Steven Rose
Washington College, Chestertown, Maryland, USA

Rural households and common property resources: insight into the vicious cycle

Rural households in developing countries may depend on common property resources (CPRs) for household production. The allocation of tasks within the household may dictate that women and children are the primary extractors of commons resources. While anecdotal evidence suggests effective community management of these resources, exogenous factors can determine resource quality, quantity, and regenerative capacity. This can establish conditions for an observed downward spiral of increasing CPR degradation and household poverty, i.e. the 'vicious cycle.' The paper begins with a land allocation decision, which defines the parameters of the bio-dynamics of the CPR. Given the exogenous parameters, the paper models the dynamic interaction between the female household production/consumption decision, which determines extraction, and the bio-dynamics of the CPR. The formal structure clearly identifies limited access to alternative resources and consumption and time constraints as policy targets for averting this 'cycle.' The analysis has implications relevant to migration and welfare concerns.


Helen Ross
Centre for Resource and Environmental Studies, The Australian National University, Canberra, ACT, Australia

How do people shape their environments? a theoretical framework

This paper outlines a framework developed to describe the ways in which people are affected by their environments, and how they make and change their urban, rural or natural environments to offer a better fit with their needs, desires, and images of what an environment should be like. I will the framework with respect to urban development. The basic framework derives from literature in the interdisciplinary field Environment and Behaviour Studies (EBS). It focuses on how people perceive, select and change their environments to suit their purposes, and how environments meet their physical and social needs, and constrain or enable people's actions. If people find a poor fit between their environment and their needs, they may adapt the environment, their presence in it (by leaving), or change the way they think about it. This paper takes on the challenge of expanding the basic EBS framework to cater for people's actions at different social and geographical scales: individuals, households, neighbourhoods and communities, organisations of all types, and national bodies.
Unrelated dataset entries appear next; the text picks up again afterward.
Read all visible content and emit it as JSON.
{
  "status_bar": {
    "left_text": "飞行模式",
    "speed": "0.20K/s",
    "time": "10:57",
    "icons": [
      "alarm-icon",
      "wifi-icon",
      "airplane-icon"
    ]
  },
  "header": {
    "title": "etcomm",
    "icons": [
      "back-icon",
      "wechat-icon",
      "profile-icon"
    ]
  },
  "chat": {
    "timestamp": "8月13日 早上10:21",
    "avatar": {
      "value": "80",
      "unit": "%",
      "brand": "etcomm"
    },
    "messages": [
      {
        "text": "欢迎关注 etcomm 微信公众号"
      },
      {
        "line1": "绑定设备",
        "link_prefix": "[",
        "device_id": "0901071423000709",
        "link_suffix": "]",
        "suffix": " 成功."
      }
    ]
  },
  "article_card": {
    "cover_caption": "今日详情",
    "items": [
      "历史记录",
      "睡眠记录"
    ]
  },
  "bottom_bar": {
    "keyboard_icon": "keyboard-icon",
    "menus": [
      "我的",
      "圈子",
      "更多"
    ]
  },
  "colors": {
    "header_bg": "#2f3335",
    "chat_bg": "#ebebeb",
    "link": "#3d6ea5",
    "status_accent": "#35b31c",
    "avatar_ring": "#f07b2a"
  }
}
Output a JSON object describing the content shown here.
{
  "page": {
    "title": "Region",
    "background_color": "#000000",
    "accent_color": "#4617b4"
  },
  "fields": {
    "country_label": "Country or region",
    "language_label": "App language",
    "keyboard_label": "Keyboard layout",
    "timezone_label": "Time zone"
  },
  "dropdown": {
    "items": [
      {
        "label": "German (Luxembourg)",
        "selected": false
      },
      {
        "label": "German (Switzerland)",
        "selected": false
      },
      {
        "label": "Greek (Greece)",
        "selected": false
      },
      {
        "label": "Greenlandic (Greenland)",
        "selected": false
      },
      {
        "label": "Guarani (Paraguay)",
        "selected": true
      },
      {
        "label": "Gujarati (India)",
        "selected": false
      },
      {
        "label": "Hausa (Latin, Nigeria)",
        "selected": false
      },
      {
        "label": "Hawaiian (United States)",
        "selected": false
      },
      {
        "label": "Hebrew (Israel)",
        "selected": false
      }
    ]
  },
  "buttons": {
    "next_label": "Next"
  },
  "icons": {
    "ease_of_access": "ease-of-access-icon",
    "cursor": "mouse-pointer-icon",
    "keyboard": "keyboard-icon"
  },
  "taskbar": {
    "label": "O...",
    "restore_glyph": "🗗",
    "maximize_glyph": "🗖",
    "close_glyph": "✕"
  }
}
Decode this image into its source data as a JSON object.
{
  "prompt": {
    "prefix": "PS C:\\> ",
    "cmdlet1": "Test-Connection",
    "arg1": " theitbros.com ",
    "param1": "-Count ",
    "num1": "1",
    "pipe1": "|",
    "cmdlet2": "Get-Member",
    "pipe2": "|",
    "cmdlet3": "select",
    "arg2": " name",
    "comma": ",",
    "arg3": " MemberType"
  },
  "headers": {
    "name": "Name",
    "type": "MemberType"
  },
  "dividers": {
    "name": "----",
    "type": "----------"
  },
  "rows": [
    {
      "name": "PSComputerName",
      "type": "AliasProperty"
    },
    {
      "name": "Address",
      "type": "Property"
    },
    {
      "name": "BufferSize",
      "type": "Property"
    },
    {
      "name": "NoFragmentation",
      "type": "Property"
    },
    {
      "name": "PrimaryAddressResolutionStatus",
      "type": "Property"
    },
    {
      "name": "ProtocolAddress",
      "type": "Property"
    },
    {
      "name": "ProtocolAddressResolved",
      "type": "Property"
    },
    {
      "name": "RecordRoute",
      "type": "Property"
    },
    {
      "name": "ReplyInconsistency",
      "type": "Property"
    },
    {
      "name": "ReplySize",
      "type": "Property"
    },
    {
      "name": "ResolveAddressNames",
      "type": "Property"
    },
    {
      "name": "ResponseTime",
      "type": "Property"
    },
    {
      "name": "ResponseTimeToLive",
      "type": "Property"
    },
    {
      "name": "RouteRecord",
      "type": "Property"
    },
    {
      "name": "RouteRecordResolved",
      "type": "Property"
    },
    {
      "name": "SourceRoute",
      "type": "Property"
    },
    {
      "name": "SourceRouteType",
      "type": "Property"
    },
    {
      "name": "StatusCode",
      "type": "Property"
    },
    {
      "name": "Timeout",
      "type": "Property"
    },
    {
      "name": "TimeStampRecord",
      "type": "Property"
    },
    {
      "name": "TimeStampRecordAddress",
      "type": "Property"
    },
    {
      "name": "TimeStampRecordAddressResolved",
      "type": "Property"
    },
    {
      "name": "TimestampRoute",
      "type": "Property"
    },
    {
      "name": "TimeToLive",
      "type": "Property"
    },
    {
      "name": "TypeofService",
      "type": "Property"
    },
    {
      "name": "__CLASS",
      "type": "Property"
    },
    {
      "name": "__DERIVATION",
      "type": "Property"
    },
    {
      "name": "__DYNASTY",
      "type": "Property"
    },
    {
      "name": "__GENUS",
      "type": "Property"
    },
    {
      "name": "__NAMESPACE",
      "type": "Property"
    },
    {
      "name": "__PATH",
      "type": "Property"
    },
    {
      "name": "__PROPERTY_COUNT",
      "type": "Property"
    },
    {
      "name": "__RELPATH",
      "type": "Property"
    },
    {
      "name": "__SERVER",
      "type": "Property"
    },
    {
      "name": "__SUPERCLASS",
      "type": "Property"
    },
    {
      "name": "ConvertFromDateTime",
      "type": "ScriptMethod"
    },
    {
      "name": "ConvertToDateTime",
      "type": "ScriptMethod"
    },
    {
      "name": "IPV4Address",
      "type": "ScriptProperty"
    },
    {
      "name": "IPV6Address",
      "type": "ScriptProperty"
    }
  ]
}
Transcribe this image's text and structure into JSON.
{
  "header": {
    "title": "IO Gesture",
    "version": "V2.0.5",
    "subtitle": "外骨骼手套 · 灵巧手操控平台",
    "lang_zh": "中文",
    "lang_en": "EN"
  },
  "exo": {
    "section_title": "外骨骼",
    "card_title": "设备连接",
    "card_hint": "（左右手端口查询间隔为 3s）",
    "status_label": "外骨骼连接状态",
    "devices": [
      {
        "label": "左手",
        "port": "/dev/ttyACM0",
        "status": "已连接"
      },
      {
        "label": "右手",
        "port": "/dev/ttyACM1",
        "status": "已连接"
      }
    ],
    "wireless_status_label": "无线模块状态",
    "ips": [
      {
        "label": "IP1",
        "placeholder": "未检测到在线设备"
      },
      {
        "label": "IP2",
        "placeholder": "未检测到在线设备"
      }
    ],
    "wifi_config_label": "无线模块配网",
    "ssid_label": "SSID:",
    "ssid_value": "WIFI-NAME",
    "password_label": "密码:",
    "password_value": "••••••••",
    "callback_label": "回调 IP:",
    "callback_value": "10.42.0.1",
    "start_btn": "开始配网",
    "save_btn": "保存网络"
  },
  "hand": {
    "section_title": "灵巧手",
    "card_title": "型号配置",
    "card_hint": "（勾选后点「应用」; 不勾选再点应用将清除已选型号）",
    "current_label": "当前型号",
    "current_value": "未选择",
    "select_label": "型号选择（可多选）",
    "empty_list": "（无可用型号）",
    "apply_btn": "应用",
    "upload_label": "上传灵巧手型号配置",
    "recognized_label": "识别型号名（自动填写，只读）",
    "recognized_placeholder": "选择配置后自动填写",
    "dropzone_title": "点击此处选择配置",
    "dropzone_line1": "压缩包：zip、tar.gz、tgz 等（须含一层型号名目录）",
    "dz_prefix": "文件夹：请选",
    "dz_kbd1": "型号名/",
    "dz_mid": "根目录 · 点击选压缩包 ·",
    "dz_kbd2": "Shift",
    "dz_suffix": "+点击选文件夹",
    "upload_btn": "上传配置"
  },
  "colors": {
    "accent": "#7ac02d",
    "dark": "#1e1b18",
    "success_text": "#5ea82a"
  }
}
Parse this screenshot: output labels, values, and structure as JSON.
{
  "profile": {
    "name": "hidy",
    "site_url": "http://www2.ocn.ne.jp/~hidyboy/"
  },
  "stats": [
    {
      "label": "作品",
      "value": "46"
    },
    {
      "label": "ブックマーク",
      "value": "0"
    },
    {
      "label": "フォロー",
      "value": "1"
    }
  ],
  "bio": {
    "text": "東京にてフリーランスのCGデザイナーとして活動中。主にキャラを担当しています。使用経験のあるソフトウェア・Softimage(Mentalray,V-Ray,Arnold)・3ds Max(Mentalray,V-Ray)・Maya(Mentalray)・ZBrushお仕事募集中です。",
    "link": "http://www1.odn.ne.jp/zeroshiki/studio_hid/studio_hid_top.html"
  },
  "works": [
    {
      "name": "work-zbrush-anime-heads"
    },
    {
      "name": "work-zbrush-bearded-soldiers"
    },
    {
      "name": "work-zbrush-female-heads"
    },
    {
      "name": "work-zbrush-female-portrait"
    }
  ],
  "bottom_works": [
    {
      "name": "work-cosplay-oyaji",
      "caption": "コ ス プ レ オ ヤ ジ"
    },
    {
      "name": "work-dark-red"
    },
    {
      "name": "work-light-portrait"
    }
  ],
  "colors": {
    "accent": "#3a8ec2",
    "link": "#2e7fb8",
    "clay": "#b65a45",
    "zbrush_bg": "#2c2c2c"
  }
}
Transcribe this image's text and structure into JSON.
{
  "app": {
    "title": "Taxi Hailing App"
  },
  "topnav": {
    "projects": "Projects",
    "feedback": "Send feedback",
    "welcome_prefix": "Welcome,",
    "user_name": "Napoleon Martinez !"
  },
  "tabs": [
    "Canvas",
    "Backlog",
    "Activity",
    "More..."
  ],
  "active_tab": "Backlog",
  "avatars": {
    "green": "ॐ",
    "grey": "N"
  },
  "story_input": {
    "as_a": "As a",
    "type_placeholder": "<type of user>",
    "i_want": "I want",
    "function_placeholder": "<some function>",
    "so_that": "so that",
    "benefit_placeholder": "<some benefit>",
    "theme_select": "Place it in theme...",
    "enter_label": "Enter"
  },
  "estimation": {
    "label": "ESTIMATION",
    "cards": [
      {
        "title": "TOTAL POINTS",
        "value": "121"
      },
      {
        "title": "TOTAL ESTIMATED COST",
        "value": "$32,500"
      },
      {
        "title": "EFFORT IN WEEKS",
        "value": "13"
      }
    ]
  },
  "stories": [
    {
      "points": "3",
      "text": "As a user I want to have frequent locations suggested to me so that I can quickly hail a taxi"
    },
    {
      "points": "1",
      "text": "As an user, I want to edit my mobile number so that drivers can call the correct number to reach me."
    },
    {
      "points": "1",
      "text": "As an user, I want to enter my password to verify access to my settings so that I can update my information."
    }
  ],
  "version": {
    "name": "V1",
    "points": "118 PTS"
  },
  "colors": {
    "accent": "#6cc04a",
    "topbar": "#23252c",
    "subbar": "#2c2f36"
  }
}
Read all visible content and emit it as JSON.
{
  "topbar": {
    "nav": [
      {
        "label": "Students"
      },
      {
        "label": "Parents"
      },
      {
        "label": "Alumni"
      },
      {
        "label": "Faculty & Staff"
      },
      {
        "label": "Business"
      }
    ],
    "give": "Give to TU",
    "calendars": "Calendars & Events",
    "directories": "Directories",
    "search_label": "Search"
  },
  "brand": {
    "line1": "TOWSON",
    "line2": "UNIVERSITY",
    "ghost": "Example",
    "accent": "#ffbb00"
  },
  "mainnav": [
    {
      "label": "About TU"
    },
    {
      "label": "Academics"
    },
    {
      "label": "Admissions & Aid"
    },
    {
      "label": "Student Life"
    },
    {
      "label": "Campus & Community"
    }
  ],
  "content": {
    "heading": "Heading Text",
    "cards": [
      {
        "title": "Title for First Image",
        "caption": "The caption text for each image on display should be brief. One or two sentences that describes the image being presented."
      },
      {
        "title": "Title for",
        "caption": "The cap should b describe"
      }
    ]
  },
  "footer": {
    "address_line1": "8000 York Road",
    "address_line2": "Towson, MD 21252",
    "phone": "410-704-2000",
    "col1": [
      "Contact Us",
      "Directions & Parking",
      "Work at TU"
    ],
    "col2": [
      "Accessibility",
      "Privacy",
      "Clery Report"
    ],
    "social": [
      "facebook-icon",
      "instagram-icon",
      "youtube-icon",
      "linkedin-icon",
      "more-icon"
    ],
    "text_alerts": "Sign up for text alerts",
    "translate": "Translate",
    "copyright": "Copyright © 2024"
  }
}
If all of these are striving to fit their environments to their own aspirations - within their spheres of influence - what are the implications for the ways in which an urban environment is shaped?





[Top Of Page]

Author: David Stern
Date Last Modified: 26 June 2000
Feedback & Enquiries: